Monday, January 28, 2013
A Serious Condition
Last week HoCoRising author Tom Coale wrote about what it means to have "Kittamaqundi Fever." I think most of us who know Tom are grateful that he has caught the bug and continues to be willing to serve Columbia on the CA Board of Directors.
That got me thinking about a debilitating condition which has infected our citizens for many years. It is long past time for us to address the negative impact it has had on our community. It may start as Kittamaqundi Fever, but just when does it turn into Pioneer Paralysis?
Or, as Tom so deftly described it, "We're not against progress. We're just against THIS progress."
Paul Verchinski, a member of the Senior Citizen Task Force, gave an impassioned speech Thursday evening in favor of putting a line item in CA's Budget for funds specifically earmarked for seniors. He spent a good deal of time outlining the percentage of seniors living in Columbia--village by village. All in all, according to his report, Columbia's population is comprised of between 20 to 30 per cent seniors.

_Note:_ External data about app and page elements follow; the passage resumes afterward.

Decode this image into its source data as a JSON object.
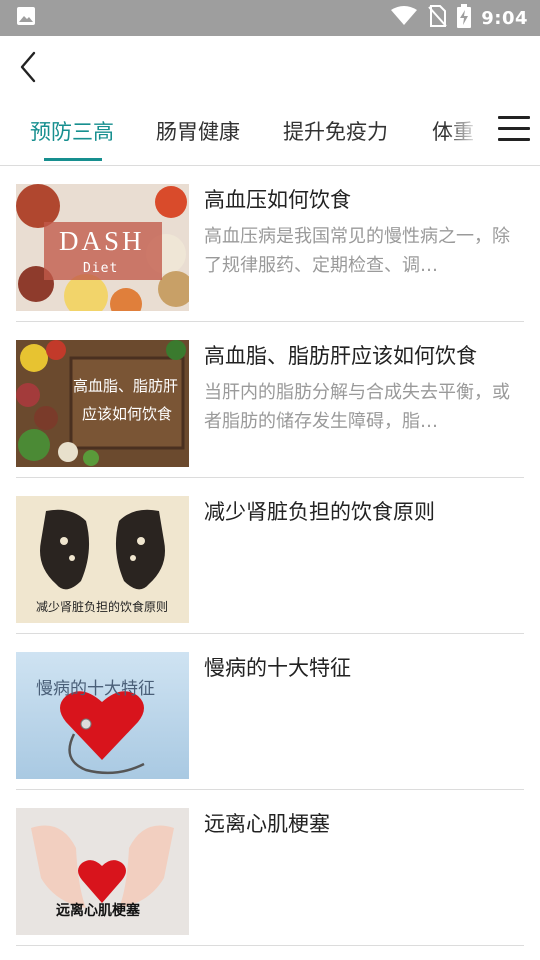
{
  "status_bar": {
    "time": "9:04",
    "icons": [
      "image-icon",
      "wifi-icon",
      "no-sim-icon",
      "battery-charging-icon"
    ]
  },
  "nav": {
    "back_icon": "chevron-left-icon",
    "menu_icon": "hamburger-menu-icon"
  },
  "tabs": [
    {
      "label": "预防三高",
      "active": true
    },
    {
      "label": "肠胃健康",
      "active": false
    },
    {
      "label": "提升免疫力",
      "active": false
    },
    {
      "label": "体重",
      "active": false
    }
  ],
  "articles": [
    {
      "title": "高血压如何饮食",
      "description": "高血压病是我国常见的慢性病之一，除了规律服药、定期检查、调…",
      "thumb_text": [
        "DASH",
        "Diet"
      ]
    },
    {
      "title": "高血脂、脂肪肝应该如何饮食",
      "description": "当肝内的脂肪分解与合成失去平衡，或者脂肪的储存发生障碍，脂…",
      "thumb_text": [
        "高血脂、脂肪肝",
        "应该如何饮食"
      ]
    },
    {
      "title": "减少肾脏负担的饮食原则",
      "description": "",
      "thumb_text": [
        "减少肾脏负担的饮食原则"
      ]
    },
    {
      "title": "慢病的十大特征",
      "description": "",
      "thumb_text": [
        "慢病的十大特征"
      ]
    },
    {
      "title": "远离心肌梗塞",
      "description": "",
      "thumb_text": [
        "远离心肌梗塞"
      ]
    }
  ],
  "colors": {
    "accent": "#178f8f",
    "status_bar": "#9e9e9e",
    "divider": "#dcdcdc",
    "desc_text": "#9a9a9a"
  }
}
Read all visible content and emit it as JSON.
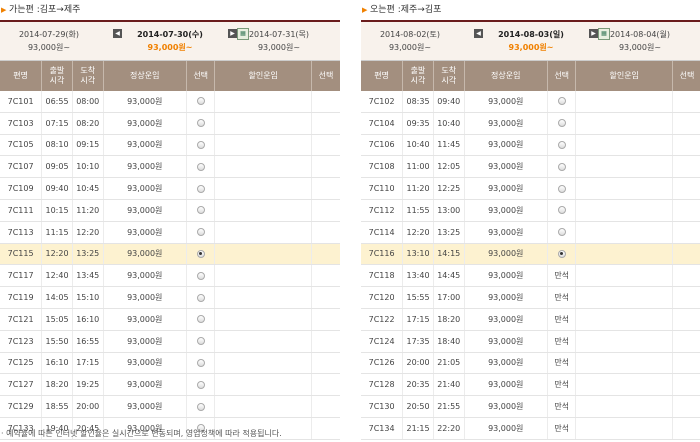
{
  "left": {
    "title": "가는편 :김포→제주",
    "dates": {
      "prev": {
        "date": "2014-07-29(화)",
        "price": "93,000원~"
      },
      "current": {
        "date": "2014-07-30(수)",
        "price": "93,000원~"
      },
      "next": {
        "date": "2014-07-31(목)",
        "price": "93,000원~"
      }
    },
    "headers": [
      "편명",
      "출발\n시각",
      "도착\n시각",
      "정상운임",
      "선택",
      "할인운임",
      "선택"
    ],
    "rows": [
      {
        "flight": "7C101",
        "dep": "06:55",
        "arr": "08:00",
        "fare": "93,000원",
        "status": "radio",
        "selected": false
      },
      {
        "flight": "7C103",
        "dep": "07:15",
        "arr": "08:20",
        "fare": "93,000원",
        "status": "radio",
        "selected": false
      },
      {
        "flight": "7C105",
        "dep": "08:10",
        "arr": "09:15",
        "fare": "93,000원",
        "status": "radio",
        "selected": false
      },
      {
        "flight": "7C107",
        "dep": "09:05",
        "arr": "10:10",
        "fare": "93,000원",
        "status": "radio",
        "selected": false
      },
      {
        "flight": "7C109",
        "dep": "09:40",
        "arr": "10:45",
        "fare": "93,000원",
        "status": "radio",
        "selected": false
      },
      {
        "flight": "7C111",
        "dep": "10:15",
        "arr": "11:20",
        "fare": "93,000원",
        "status": "radio",
        "selected": false
      },
      {
        "flight": "7C113",
        "dep": "11:15",
        "arr": "12:20",
        "fare": "93,000원",
        "status": "radio",
        "selected": false
      },
      {
        "flight": "7C115",
        "dep": "12:20",
        "arr": "13:25",
        "fare": "93,000원",
        "status": "radio",
        "selected": true
      },
      {
        "flight": "7C117",
        "dep": "12:40",
        "arr": "13:45",
        "fare": "93,000원",
        "status": "radio",
        "selected": false
      },
      {
        "flight": "7C119",
        "dep": "14:05",
        "arr": "15:10",
        "fare": "93,000원",
        "status": "radio",
        "selected": false
      },
      {
        "flight": "7C121",
        "dep": "15:05",
        "arr": "16:10",
        "fare": "93,000원",
        "status": "radio",
        "selected": false
      },
      {
        "flight": "7C123",
        "dep": "15:50",
        "arr": "16:55",
        "fare": "93,000원",
        "status": "radio",
        "selected": false
      },
      {
        "flight": "7C125",
        "dep": "16:10",
        "arr": "17:15",
        "fare": "93,000원",
        "status": "radio",
        "selected": false
      },
      {
        "flight": "7C127",
        "dep": "18:20",
        "arr": "19:25",
        "fare": "93,000원",
        "status": "radio",
        "selected": false
      },
      {
        "flight": "7C129",
        "dep": "18:55",
        "arr": "20:00",
        "fare": "93,000원",
        "status": "radio",
        "selected": false
      },
      {
        "flight": "7C133",
        "dep": "19:40",
        "arr": "20:45",
        "fare": "93,000원",
        "status": "radio",
        "selected": false
      }
    ]
  },
  "right": {
    "title": "오는편 :제주→김포",
    "dates": {
      "prev": {
        "date": "2014-08-02(토)",
        "price": "93,000원~"
      },
      "current": {
        "date": "2014-08-03(일)",
        "price": "93,000원~"
      },
      "next": {
        "date": "2014-08-04(월)",
        "price": "93,000원~"
      }
    },
    "headers": [
      "편명",
      "출발\n시각",
      "도착\n시각",
      "정상운임",
      "선택",
      "할인운임",
      "선택"
    ],
    "rows": [
      {
        "flight": "7C102",
        "dep": "08:35",
        "arr": "09:40",
        "fare": "93,000원",
        "status": "radio",
        "selected": false
      },
      {
        "flight": "7C104",
        "dep": "09:35",
        "arr": "10:40",
        "fare": "93,000원",
        "status": "radio",
        "selected": false
      },
      {
        "flight": "7C106",
        "dep": "10:40",
        "arr": "11:45",
        "fare": "93,000원",
        "status": "radio",
        "selected": false
      },
      {
        "flight": "7C108",
        "dep": "11:00",
        "arr": "12:05",
        "fare": "93,000원",
        "status": "radio",
        "selected": false
      },
      {
        "flight": "7C110",
        "dep": "11:20",
        "arr": "12:25",
        "fare": "93,000원",
        "status": "radio",
        "selected": false
      },
      {
        "flight": "7C112",
        "dep": "11:55",
        "arr": "13:00",
        "fare": "93,000원",
        "status": "radio",
        "selected": false
      },
      {
        "flight": "7C114",
        "dep": "12:20",
        "arr": "13:25",
        "fare": "93,000원",
        "status": "radio",
        "selected": false
      },
      {
        "flight": "7C116",
        "dep": "13:10",
        "arr": "14:15",
        "fare": "93,000원",
        "status": "radio",
        "selected": true
      },
      {
        "flight": "7C118",
        "dep": "13:40",
        "arr": "14:45",
        "fare": "93,000원",
        "status": "만석",
        "selected": false
      },
      {
        "flight": "7C120",
        "dep": "15:55",
        "arr": "17:00",
        "fare": "93,000원",
        "status": "만석",
        "selected": false
      },
      {
        "flight": "7C122",
        "dep": "17:15",
        "arr": "18:20",
        "fare": "93,000원",
        "status": "만석",
        "selected": false
      },
      {
        "flight": "7C124",
        "dep": "17:35",
        "arr": "18:40",
        "fare": "93,000원",
        "status": "만석",
        "selected": false
      },
      {
        "flight": "7C126",
        "dep": "20:00",
        "arr": "21:05",
        "fare": "93,000원",
        "status": "만석",
        "selected": false
      },
      {
        "flight": "7C128",
        "dep": "20:35",
        "arr": "21:40",
        "fare": "93,000원",
        "status": "만석",
        "selected": false
      },
      {
        "flight": "7C130",
        "dep": "20:50",
        "arr": "21:55",
        "fare": "93,000원",
        "status": "만석",
        "selected": false
      },
      {
        "flight": "7C134",
        "dep": "21:15",
        "arr": "22:20",
        "fare": "93,000원",
        "status": "만석",
        "selected": false
      }
    ]
  },
  "footnote": "· 예약율에 따른 인터넷 할인율은 실시간으로 변동되며, 영업정책에 따라 적용됩니다.",
  "colors": {
    "header_bg": "#a38f7f",
    "accent": "#f08000",
    "selected_row": "#fdf2d0",
    "datebar_border": "#6a1c1c"
  },
  "icons": {
    "nav_prev": "◀",
    "nav_next": "▶",
    "calendar": "▦",
    "title_arrow": "▶"
  }
}
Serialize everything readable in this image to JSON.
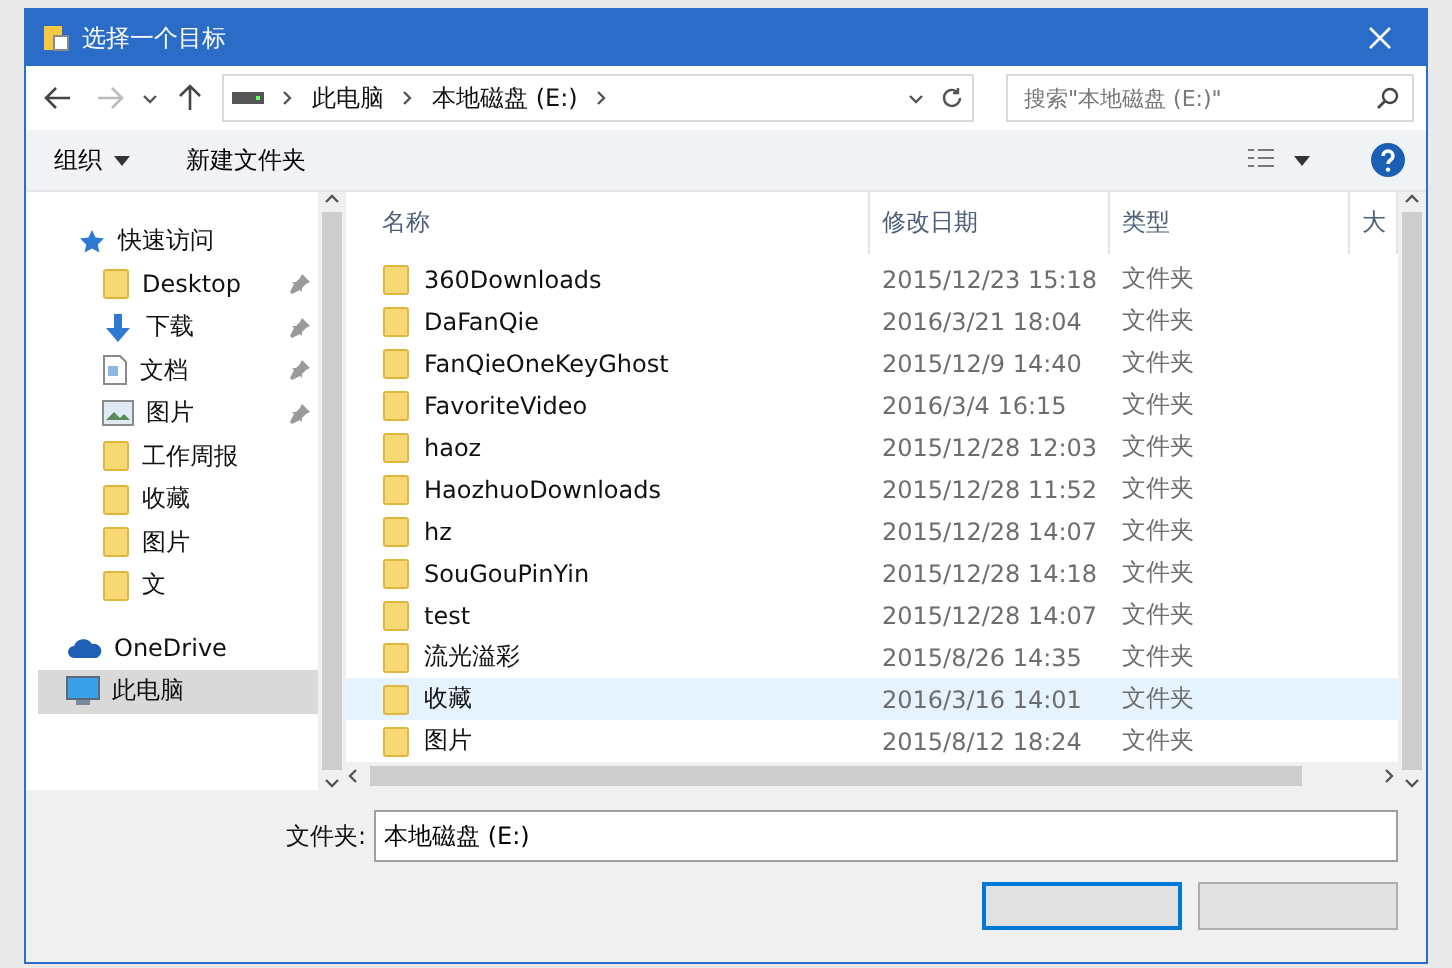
{
  "window": {
    "title": "选择一个目标"
  },
  "address": {
    "path": [
      "此电脑",
      "本地磁盘 (E:)"
    ],
    "search_placeholder": "搜索\"本地磁盘 (E:)\""
  },
  "toolbar": {
    "organize": "组织",
    "new_folder": "新建文件夹"
  },
  "sidebar": {
    "items": [
      {
        "label": "快速访问",
        "kind": "star",
        "selected": false,
        "children": [
          {
            "label": "Desktop",
            "kind": "folder",
            "pinned": true,
            "selected": false
          },
          {
            "label": "下载",
            "kind": "download",
            "pinned": true,
            "selected": false
          },
          {
            "label": "文档",
            "kind": "document",
            "pinned": true,
            "selected": false
          },
          {
            "label": "图片",
            "kind": "picture",
            "pinned": true,
            "selected": false
          },
          {
            "label": "工作周报",
            "kind": "folder",
            "pinned": false,
            "selected": false
          },
          {
            "label": "收藏",
            "kind": "folder",
            "pinned": false,
            "selected": false
          },
          {
            "label": "图片",
            "kind": "folder",
            "pinned": false,
            "selected": false
          },
          {
            "label": "文",
            "kind": "folder",
            "pinned": false,
            "selected": false
          }
        ]
      },
      {
        "label": "OneDrive",
        "kind": "cloud",
        "selected": false
      },
      {
        "label": "此电脑",
        "kind": "computer",
        "selected": true
      }
    ]
  },
  "table": {
    "columns": [
      "名称",
      "修改日期",
      "类型",
      "大"
    ],
    "rows": [
      {
        "name": "360Downloads",
        "date": "2015/12/23 15:18",
        "type": "文件夹",
        "selected": false
      },
      {
        "name": "DaFanQie",
        "date": "2016/3/21 18:04",
        "type": "文件夹",
        "selected": false
      },
      {
        "name": "FanQieOneKeyGhost",
        "date": "2015/12/9 14:40",
        "type": "文件夹",
        "selected": false
      },
      {
        "name": "FavoriteVideo",
        "date": "2016/3/4 16:15",
        "type": "文件夹",
        "selected": false
      },
      {
        "name": "haoz",
        "date": "2015/12/28 12:03",
        "type": "文件夹",
        "selected": false
      },
      {
        "name": "HaozhuoDownloads",
        "date": "2015/12/28 11:52",
        "type": "文件夹",
        "selected": false
      },
      {
        "name": "hz",
        "date": "2015/12/28 14:07",
        "type": "文件夹",
        "selected": false
      },
      {
        "name": "SouGouPinYin",
        "date": "2015/12/28 14:18",
        "type": "文件夹",
        "selected": false
      },
      {
        "name": "test",
        "date": "2015/12/28 14:07",
        "type": "文件夹",
        "selected": false
      },
      {
        "name": "流光溢彩",
        "date": "2015/8/26 14:35",
        "type": "文件夹",
        "selected": false
      },
      {
        "name": "收藏",
        "date": "2016/3/16 14:01",
        "type": "文件夹",
        "selected": true
      },
      {
        "name": "图片",
        "date": "2015/8/12 18:24",
        "type": "文件夹",
        "selected": false
      }
    ]
  },
  "folder_field": {
    "label": "文件夹:",
    "value": "本地磁盘 (E:)"
  }
}
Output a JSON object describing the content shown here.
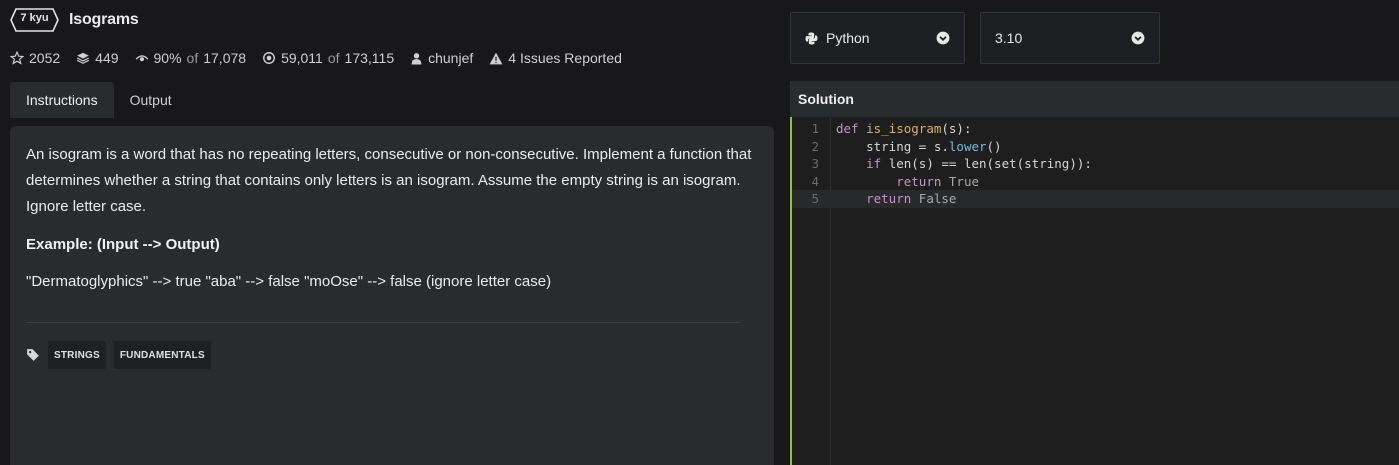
{
  "kata": {
    "rank": "7 kyu",
    "title": "Isograms"
  },
  "stats": {
    "stars": "2052",
    "collections": "449",
    "satisfaction_pct": "90%",
    "satisfaction_of": "of",
    "satisfaction_total": "17,078",
    "completed": "59,011",
    "completed_of": "of",
    "completed_total": "173,115",
    "author": "chunjef",
    "issues": "4 Issues Reported"
  },
  "tabs": [
    {
      "label": "Instructions",
      "active": true
    },
    {
      "label": "Output",
      "active": false
    }
  ],
  "instructions": {
    "description": "An isogram is a word that has no repeating letters, consecutive or non-consecutive. Implement a function that determines whether a string that contains only letters is an isogram. Assume the empty string is an isogram. Ignore letter case.",
    "example_title": "Example: (Input --> Output)",
    "example_text": "\"Dermatoglyphics\" --> true \"aba\" --> false \"moOse\" --> false (ignore letter case)",
    "tags": [
      "STRINGS",
      "FUNDAMENTALS"
    ]
  },
  "language_select": {
    "value": "Python",
    "icon": "python-icon"
  },
  "version_select": {
    "value": "3.10"
  },
  "solution": {
    "title": "Solution",
    "line_numbers": [
      "1",
      "2",
      "3",
      "4",
      "5"
    ],
    "active_line": 5,
    "code_lines": [
      "def is_isogram(s):",
      "    string = s.lower()",
      "    if len(s) == len(set(string)):",
      "        return True",
      "    return False"
    ]
  },
  "colors": {
    "background": "#18181b",
    "panel": "#2a2b2f",
    "editor_accent": "#8fbf3f"
  }
}
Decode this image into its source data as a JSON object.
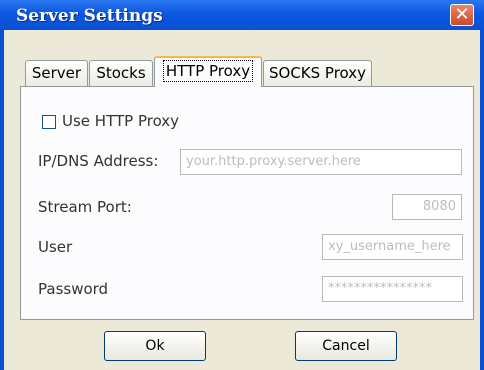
{
  "window": {
    "title": "Server Settings",
    "close_glyph": "✕",
    "close_icon": "close-icon"
  },
  "tabs": [
    {
      "label": "Server"
    },
    {
      "label": "Stocks"
    },
    {
      "label": "HTTP Proxy",
      "active": true
    },
    {
      "label": "SOCKS Proxy"
    }
  ],
  "proxy": {
    "use_http_proxy_label": "Use HTTP Proxy",
    "use_http_proxy_checked": false,
    "address_label": "IP/DNS Address:",
    "address_value": "your.http.proxy.server.here",
    "port_label": "Stream Port:",
    "port_value": "8080",
    "user_label": "User",
    "user_value": "xy_username_here",
    "password_label": "Password",
    "password_value": "****************"
  },
  "buttons": {
    "ok": "Ok",
    "cancel": "Cancel"
  }
}
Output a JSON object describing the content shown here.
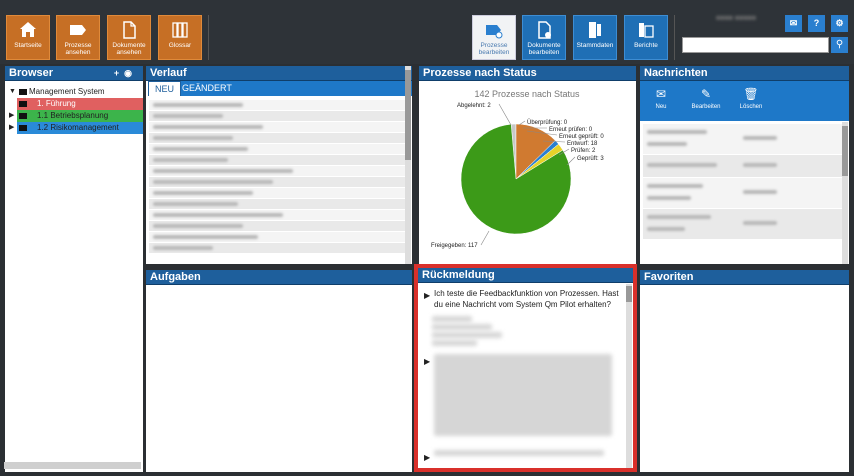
{
  "toolbar": {
    "left_buttons": [
      {
        "label": "Startseite",
        "icon": "home-icon"
      },
      {
        "label": "Prozesse ansehen",
        "icon": "tag-icon"
      },
      {
        "label": "Dokumente ansehen",
        "icon": "document-icon"
      },
      {
        "label": "Glossar",
        "icon": "book-icon"
      }
    ],
    "right_buttons": [
      {
        "label": "Prozesse bearbeiten",
        "icon": "process-edit-icon",
        "active": true
      },
      {
        "label": "Dokumente bearbeiten",
        "icon": "document-edit-icon"
      },
      {
        "label": "Stammdaten",
        "icon": "master-data-icon"
      },
      {
        "label": "Berichte",
        "icon": "reports-icon"
      }
    ],
    "small_buttons": [
      {
        "label": "✉",
        "icon": "mail-icon"
      },
      {
        "label": "?",
        "icon": "help-icon"
      },
      {
        "label": "⚙",
        "icon": "gear-icon"
      }
    ],
    "search_placeholder": ""
  },
  "browser": {
    "title": "Browser",
    "tree": [
      {
        "label": "Management System",
        "level": 0,
        "style": "none"
      },
      {
        "label": "1. Führung",
        "level": 1,
        "style": "red"
      },
      {
        "label": "1.1 Betriebsplanung",
        "level": 1,
        "style": "green"
      },
      {
        "label": "1.2 Risikomanagement",
        "level": 1,
        "style": "blue"
      }
    ]
  },
  "verlauf": {
    "title": "Verlauf",
    "tabs": [
      "NEU",
      "GEÄNDERT"
    ]
  },
  "status": {
    "title": "Prozesse nach Status"
  },
  "chart_data": {
    "type": "pie",
    "title": "142 Prozesse nach Status",
    "categories": [
      "Freigegeben",
      "Abgelehnt",
      "Entwurf",
      "Überprüfung",
      "Erneut prüfen",
      "Erneut geprüft",
      "Prüfen",
      "Geprüft"
    ],
    "values": [
      117,
      2,
      18,
      0,
      0,
      0,
      2,
      3
    ],
    "labels": [
      "Freigegeben: 117",
      "Abgelehnt: 2",
      "Entwurf: 18",
      "Überprüfung: 0",
      "Erneut prüfen: 0",
      "Erneut geprüft: 0",
      "Prüfen: 2",
      "Geprüft: 3"
    ],
    "colors": [
      "#3c9a18",
      "#c8c8c8",
      "#d07a30",
      "#999999",
      "#aaaaaa",
      "#bbbbbb",
      "#2a7fcf",
      "#e6d22a"
    ]
  },
  "nachrichten": {
    "title": "Nachrichten",
    "actions": [
      {
        "label": "Neu",
        "icon": "new-message-icon"
      },
      {
        "label": "Bearbeiten",
        "icon": "pencil-icon"
      },
      {
        "label": "Löschen",
        "icon": "trash-icon"
      }
    ]
  },
  "aufgaben": {
    "title": "Aufgaben"
  },
  "rueckmeldung": {
    "title": "Rückmeldung",
    "first_message": "Ich teste die Feedbackfunktion von Prozessen. Hast du eine Nachricht vom System Qm Pilot erhalten?"
  },
  "favoriten": {
    "title": "Favoriten"
  }
}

So, answer this for me. Why were 100 per cent of the people who spoke against the new plan for Symphony Woods from this specific demographic? This, I suggest, is a serious case of Pioneer Paralysis. But why this vehement opposition?
Mary Catherine Cochran clarified this for me:
As a ... ahem... older person who supports the concept plan and will continue to form opinions as the details emerge... I'd like to say that it is easy to jump to the conclusion that a) only older people are against it and b) they're against it because they're old. Many of the folks you see on HCCA are the pioneers that were invested in shaping Columbia in the beginning. Columbia is their canvas of which they are quite proud... Now, young whippersnappers without their level of experience are re-creating their masterpiece, their magnum opus- without even consulting them and their considerable experience. I don't think its about age. There are some pretty old folks who support it but I won't name names as none of us really likes to think of ourselves that way. ..
(A bit of info: she and I are the same age--too "mature" to be whippersnappers and too young to be members of AARP. It can be an awkward age to be in Columbia, but does bring with it some valuable perspective. "Postcards from the Middle," you might call it.)
We know that not everyone who comes to Columbia catches Kittamaqundi fever. (Although, wouldn't it be nice if more of us did?) And, as Ms.Cochran points out, not everyone who started out here, or who has lived here a long time, will develop Pioneer Paralysis. I write to ask these questions--How does it develop? Can it be prevented? Or, better yet--cured?
I don't know. But I do know that there are, approximately, another 70 per cent of Columbians whose voice has not yet been heard. If that is you, or your moms group, PTA, running or workout group, neighbors, co-workers, karaoke or trivia night buddies, friends on Facebook--your voices are important. It matters. Columbia is yesterday, today, and tomorrow, and you are a part of what makes it alive.
Click here to read Ian Kennedy's petition on Change.org. If you are in agreement, sign it and share it!
For the last week I have been haunted by the memory of an old public service announcement. In my head I hear, "Columbia. It can make 'nothing' happen to you, too."
If we don't speak up, we are a part of the Paralysis. Don't let 'nothing' happen to you, too.